For now, Pavlína was being brought up by her maternal grandparents. However, all efforts to get her to Sweden came to nought. The parents’ main contact with their daughter was by telephone. Twice they asked the Czechoslovak Ministry of the Interior to allow her to leave. In vain. They wrote to the Czechoslovak president, the Red Cross and the United Nations Human Rights Committee.
All that was left to them was to alert the public to the case. So they launched a hunger strike and petition drive to coincide with the start of the Communist congress. They attracted attention throughout Sweden, with even some Swedish MPs coming out in their support. However, Czechoslovakia didn’t alter its ridiculously tough position. It was a punishment for parents who were proud and resilient. Other exiles got their children out of Czechoslovakia. Jiří Pořízka then accepted an offer from two Swedish pilots, who attempted to get Pavlína across the Iron Curtain. Unsuccessfully. A second attempt, when Pavlíná’s mother flew with them under a false name, also failed. All three were caught and joined Pavlína as hostages of the totalitarian regime. Pořízka considered his next move. He planned an escape using a special car with hidden compartments for people-smuggling, but that also fell through. In the effort he lost the valuable ring, a family heirloom that was to serve as a distinguishing mark. However, when it came to the Swedish public, Communist Czechoslovakia lost. Sweden’s prime minister, Olof Palme, invited Pořízka to a private meeting. “He was sympathetic toward the case,” says Pořízka.

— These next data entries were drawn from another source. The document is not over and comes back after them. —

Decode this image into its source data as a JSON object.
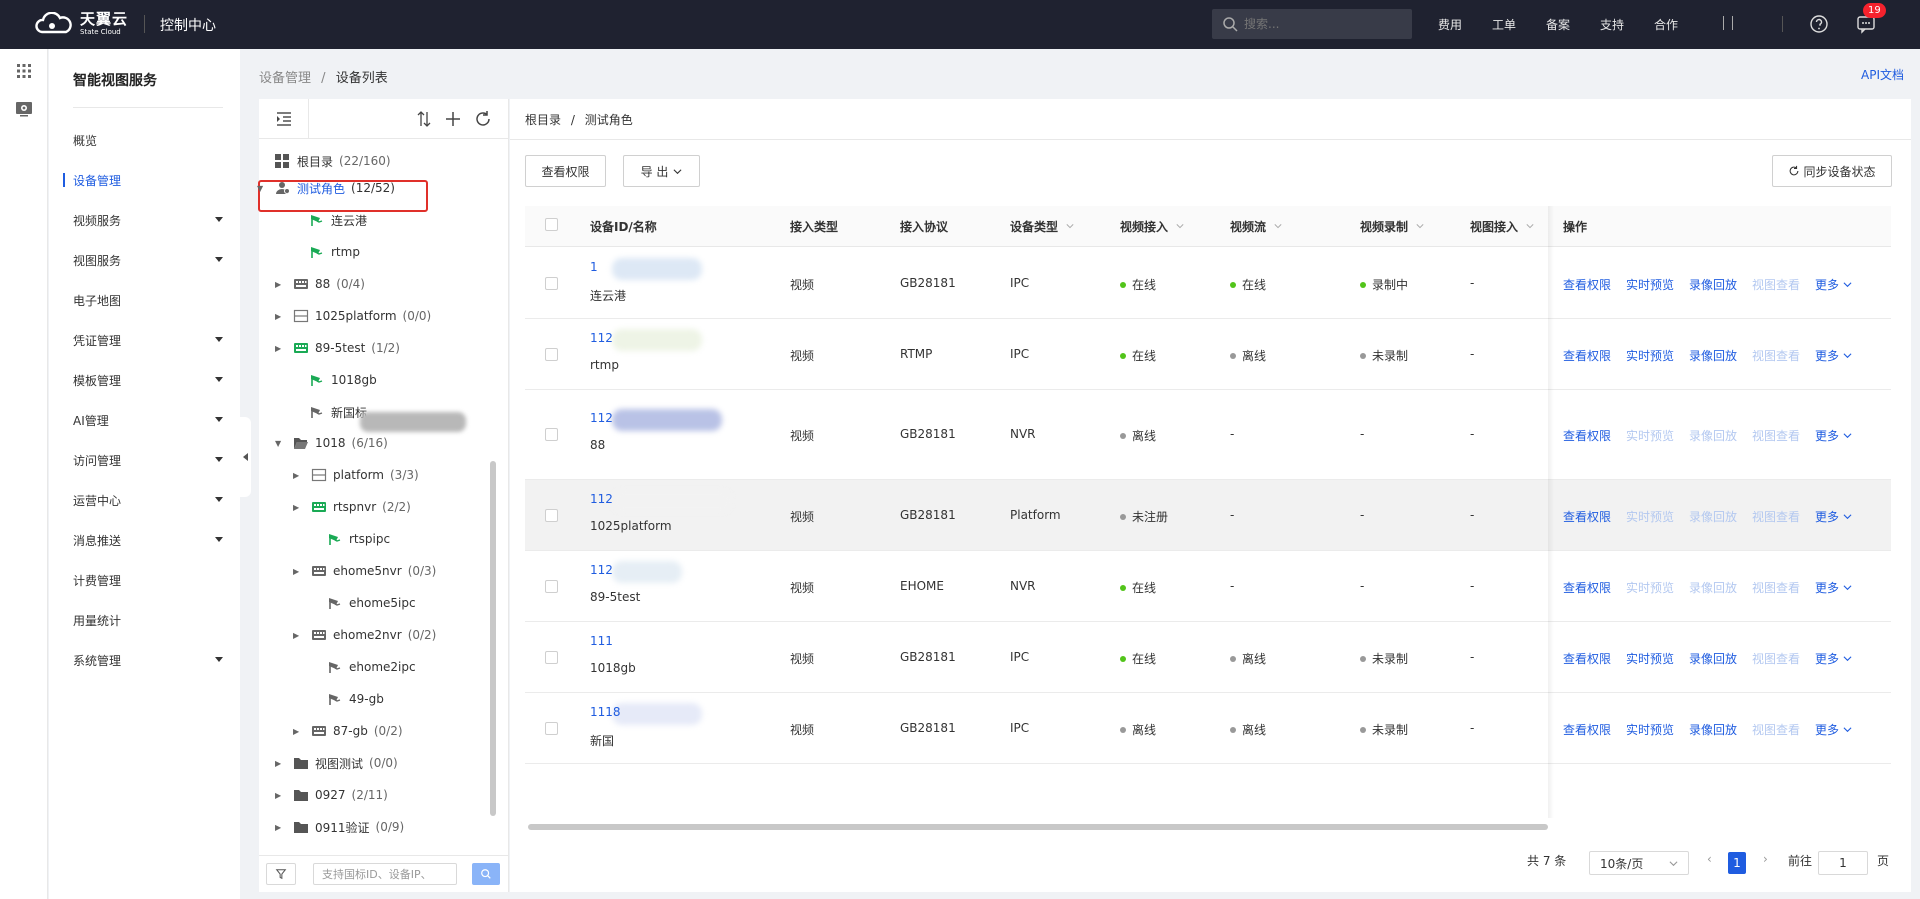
{
  "topbar": {
    "logo_cn": "天翼云",
    "logo_en": "State Cloud",
    "console": "控制中心",
    "search_placeholder": "搜索...",
    "nav": [
      "费用",
      "工单",
      "备案",
      "支持",
      "合作"
    ],
    "badge": "19"
  },
  "sidebar": {
    "title": "智能视图服务",
    "items": [
      {
        "label": "概览"
      },
      {
        "label": "设备管理"
      },
      {
        "label": "视频服务"
      },
      {
        "label": "视图服务"
      },
      {
        "label": "电子地图"
      },
      {
        "label": "凭证管理"
      },
      {
        "label": "模板管理"
      },
      {
        "label": "AI管理"
      },
      {
        "label": "访问管理"
      },
      {
        "label": "运营中心"
      },
      {
        "label": "消息推送"
      },
      {
        "label": "计费管理"
      },
      {
        "label": "用量统计"
      },
      {
        "label": "系统管理"
      }
    ]
  },
  "breadcrumb": {
    "parent": "设备管理",
    "sep": "/",
    "current": "设备列表"
  },
  "api_doc": "API文档",
  "tree": {
    "root": {
      "label": "根目录",
      "count": "(22/160)"
    },
    "nodes": [
      {
        "label": "测试角色",
        "count": "(12/52)"
      },
      {
        "label": "连云港",
        "count": ""
      },
      {
        "label": "rtmp",
        "count": ""
      },
      {
        "label": "88",
        "count": "(0/4)"
      },
      {
        "label": "1025platform",
        "count": "(0/0)"
      },
      {
        "label": "89-5test",
        "count": "(1/2)"
      },
      {
        "label": "1018gb",
        "count": ""
      },
      {
        "label": "新国标",
        "count": ""
      },
      {
        "label": "1018",
        "count": "(6/16)"
      },
      {
        "label": "platform",
        "count": "(3/3)"
      },
      {
        "label": "rtspnvr",
        "count": "(2/2)"
      },
      {
        "label": "rtspipc",
        "count": ""
      },
      {
        "label": "ehome5nvr",
        "count": "(0/3)"
      },
      {
        "label": "ehome5ipc",
        "count": ""
      },
      {
        "label": "ehome2nvr",
        "count": "(0/2)"
      },
      {
        "label": "ehome2ipc",
        "count": ""
      },
      {
        "label": "49-gb",
        "count": ""
      },
      {
        "label": "87-gb",
        "count": "(0/2)"
      },
      {
        "label": "视图测试",
        "count": "(0/0)"
      },
      {
        "label": "0927",
        "count": "(2/11)"
      },
      {
        "label": "0911验证",
        "count": "(0/9)"
      }
    ],
    "search_placeholder": "支持国标ID、设备IP、"
  },
  "main": {
    "breadcrumb": {
      "root": "根目录",
      "sep": "/",
      "current": "测试角色"
    },
    "btn_view_perm": "查看权限",
    "btn_export": "导 出",
    "btn_sync": "同步设备状态",
    "columns": [
      "设备ID/名称",
      "接入类型",
      "接入协议",
      "设备类型",
      "视频接入",
      "视频流",
      "视频录制",
      "视图接入",
      "操作"
    ],
    "rows": [
      {
        "id": "1",
        "name": "连云港",
        "type": "视频",
        "protocol": "GB28181",
        "dev": "IPC",
        "video": "在线",
        "stream": "在线",
        "record": "录制中",
        "view": "-"
      },
      {
        "id": "112",
        "name": "rtmp",
        "type": "视频",
        "protocol": "RTMP",
        "dev": "IPC",
        "video": "在线",
        "stream": "离线",
        "record": "未录制",
        "view": "-"
      },
      {
        "id": "112",
        "name": "88",
        "type": "视频",
        "protocol": "GB28181",
        "dev": "NVR",
        "video": "离线",
        "stream": "-",
        "record": "-",
        "view": "-"
      },
      {
        "id": "112",
        "name": "1025platform",
        "type": "视频",
        "protocol": "GB28181",
        "dev": "Platform",
        "video": "未注册",
        "stream": "-",
        "record": "-",
        "view": "-"
      },
      {
        "id": "112",
        "name": "89-5test",
        "type": "视频",
        "protocol": "EHOME",
        "dev": "NVR",
        "video": "在线",
        "stream": "-",
        "record": "-",
        "view": "-"
      },
      {
        "id": "111",
        "name": "1018gb",
        "type": "视频",
        "protocol": "GB28181",
        "dev": "IPC",
        "video": "在线",
        "stream": "离线",
        "record": "未录制",
        "view": "-"
      },
      {
        "id": "1118",
        "name": "新国",
        "type": "视频",
        "protocol": "GB28181",
        "dev": "IPC",
        "video": "离线",
        "stream": "离线",
        "record": "未录制",
        "view": "-"
      }
    ],
    "ops": [
      "查看权限",
      "实时预览",
      "录像回放",
      "视图查看",
      "更多"
    ],
    "pager": {
      "total": "共 7 条",
      "size": "10条/页",
      "page": "1",
      "goto": "前往",
      "goto_val": "1",
      "unit": "页"
    }
  }
}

Something of a new Cold War broke out between Sweden and Communist Czechoslovakia. Relations between them ground to a complete halt. The police first arrested and later expelled the 29-year-old Swedish journalist Karl Thomas Walden, who wrote about the case. Later, when an ice hockey international between Sweden and Czechoslovakia was planned for Prague, the Czechoslovak authorities refused to grant visas to a number of Swedish journalists. They were from the media outlets that had devoted most attention to Pavlína’s case. In the end the match was called off.
The Helsinki Conference on Security in Europe took place in June 1973. There the Swedish minister of foreign affairs met his Czechoslovak counterpart, Bohuslav Chňoupek. The Pořízkas were discussed. On 12 March 1974 Anna was granted permission to travel. She had had a son, Jáchym, behind the Iron Curtain and Pavlína was now nine.
Jiří Pořízka, who had successfully fought to get his loved ones out of Czechoslovakia, returned to his homeland for good after the fall of the Iron Curtain. The mother and children did not.
Text by Luděk Navara